• _Problem details_:
In the copy of these records, include no pictures and change nothing else.

• _Source data_:

####################

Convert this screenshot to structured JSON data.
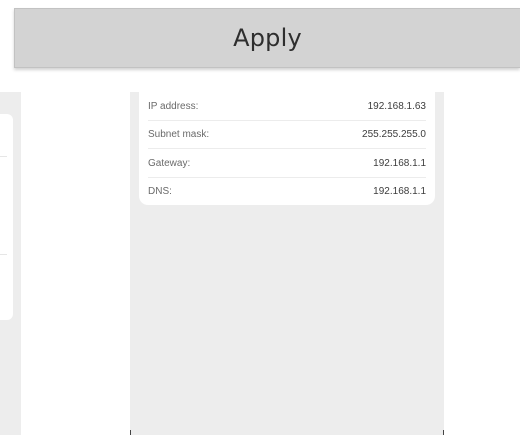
{
  "apply_bar": {
    "label": "Apply"
  },
  "network_info": {
    "rows": [
      {
        "label": "IP address:",
        "value": "192.168.1.63"
      },
      {
        "label": "Subnet mask:",
        "value": "255.255.255.0"
      },
      {
        "label": "Gateway:",
        "value": "192.168.1.1"
      },
      {
        "label": "DNS:",
        "value": "192.168.1.1"
      }
    ]
  },
  "colors": {
    "apply_bar_bg": "#d3d3d3",
    "panel_bg": "#ededed",
    "card_bg": "#ffffff",
    "text": "#3c3c3c"
  }
}
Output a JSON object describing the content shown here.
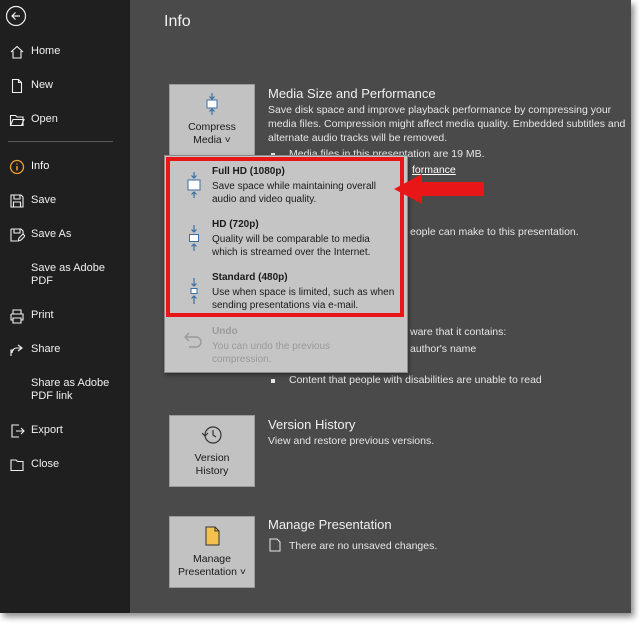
{
  "page": {
    "title": "Info"
  },
  "sidebar": {
    "items": [
      {
        "label": "Home"
      },
      {
        "label": "New"
      },
      {
        "label": "Open"
      },
      {
        "label": "Info"
      },
      {
        "label": "Save"
      },
      {
        "label": "Save As"
      },
      {
        "label": "Save as Adobe\nPDF"
      },
      {
        "label": "Print"
      },
      {
        "label": "Share"
      },
      {
        "label": "Share as Adobe\nPDF link"
      },
      {
        "label": "Export"
      },
      {
        "label": "Close"
      }
    ]
  },
  "media": {
    "heading": "Media Size and Performance",
    "button_label": "Compress\nMedia ˅",
    "desc": "Save disk space and improve playback performance by compressing your media files. Compression might affect media quality. Embedded subtitles and alternate audio tracks will be removed.",
    "bullet1": "Media files in this presentation are 19 MB.",
    "link": "formance"
  },
  "protect": {
    "text": "eople can make to this presentation."
  },
  "inspect": {
    "line1": "ware that it contains:",
    "line2": "author's name",
    "line3": "Content that people with disabilities are unable to read"
  },
  "version": {
    "heading": "Version History",
    "desc": "View and restore previous versions.",
    "button_label": "Version\nHistory"
  },
  "manage": {
    "heading": "Manage Presentation",
    "desc": "There are no unsaved changes.",
    "button_label": "Manage\nPresentation ˅"
  },
  "dropdown": {
    "options": [
      {
        "title": "Full HD (1080p)",
        "desc": "Save space while maintaining overall audio and video quality."
      },
      {
        "title": "HD (720p)",
        "desc": "Quality will be comparable to media which is streamed over the Internet."
      },
      {
        "title": "Standard (480p)",
        "desc": "Use when space is limited, such as when sending presentations via e-mail."
      },
      {
        "title": "Undo",
        "desc": "You can undo the previous compression."
      }
    ]
  },
  "colors": {
    "highlight": "#e81616",
    "sidebar_bg": "#1f1f1f",
    "main_bg": "#4a4a4a"
  },
  "icons": [
    "back-arrow-icon",
    "home-icon",
    "new-document-icon",
    "open-folder-icon",
    "info-icon",
    "save-icon",
    "save-as-icon",
    "print-icon",
    "share-icon",
    "export-icon",
    "close-icon",
    "compress-media-icon",
    "version-history-icon",
    "manage-presentation-icon",
    "undo-icon",
    "document-check-icon"
  ]
}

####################

• _Result for this task_:
Convert this screenshot to structured JSON data.
{
  "apply_bar": {
    "label": "Apply"
  },
  "network_info": {
    "rows": [
      {
        "label": "IP address:",
        "value": "192.168.1.63"
      },
      {
        "label": "Subnet mask:",
        "value": "255.255.255.0"
      },
      {
        "label": "Gateway:",
        "value": "192.168.1.1"
      },
      {
        "label": "DNS:",
        "value": "192.168.1.1"
      }
    ]
  },
  "colors": {
    "apply_bar_bg": "#d3d3d3",
    "panel_bg": "#ededed",
    "card_bg": "#ffffff",
    "text": "#3c3c3c"
  }
}
Output a JSON object describing the content shown here.
{
  "page": {
    "title": "Info"
  },
  "sidebar": {
    "items": [
      {
        "label": "Home"
      },
      {
        "label": "New"
      },
      {
        "label": "Open"
      },
      {
        "label": "Info"
      },
      {
        "label": "Save"
      },
      {
        "label": "Save As"
      },
      {
        "label": "Save as Adobe\nPDF"
      },
      {
        "label": "Print"
      },
      {
        "label": "Share"
      },
      {
        "label": "Share as Adobe\nPDF link"
      },
      {
        "label": "Export"
      },
      {
        "label": "Close"
      }
    ]
  },
  "media": {
    "heading": "Media Size and Performance",
    "button_label": "Compress\nMedia ˅",
    "desc": "Save disk space and improve playback performance by compressing your media files. Compression might affect media quality. Embedded subtitles and alternate audio tracks will be removed.",
    "bullet1": "Media files in this presentation are 19 MB.",
    "link": "formance"
  },
  "protect": {
    "text": "eople can make to this presentation."
  },
  "inspect": {
    "line1": "ware that it contains:",
    "line2": "author's name",
    "line3": "Content that people with disabilities are unable to read"
  },
  "version": {
    "heading": "Version History",
    "desc": "View and restore previous versions.",
    "button_label": "Version\nHistory"
  },
  "manage": {
    "heading": "Manage Presentation",
    "desc": "There are no unsaved changes.",
    "button_label": "Manage\nPresentation ˅"
  },
  "dropdown": {
    "options": [
      {
        "title": "Full HD (1080p)",
        "desc": "Save space while maintaining overall audio and video quality."
      },
      {
        "title": "HD (720p)",
        "desc": "Quality will be comparable to media which is streamed over the Internet."
      },
      {
        "title": "Standard (480p)",
        "desc": "Use when space is limited, such as when sending presentations via e-mail."
      },
      {
        "title": "Undo",
        "desc": "You can undo the previous compression."
      }
    ]
  },
  "colors": {
    "highlight": "#e81616",
    "sidebar_bg": "#1f1f1f",
    "main_bg": "#4a4a4a"
  },
  "icons": [
    "back-arrow-icon",
    "home-icon",
    "new-document-icon",
    "open-folder-icon",
    "info-icon",
    "save-icon",
    "save-as-icon",
    "print-icon",
    "share-icon",
    "export-icon",
    "close-icon",
    "compress-media-icon",
    "version-history-icon",
    "manage-presentation-icon",
    "undo-icon",
    "document-check-icon"
  ]
}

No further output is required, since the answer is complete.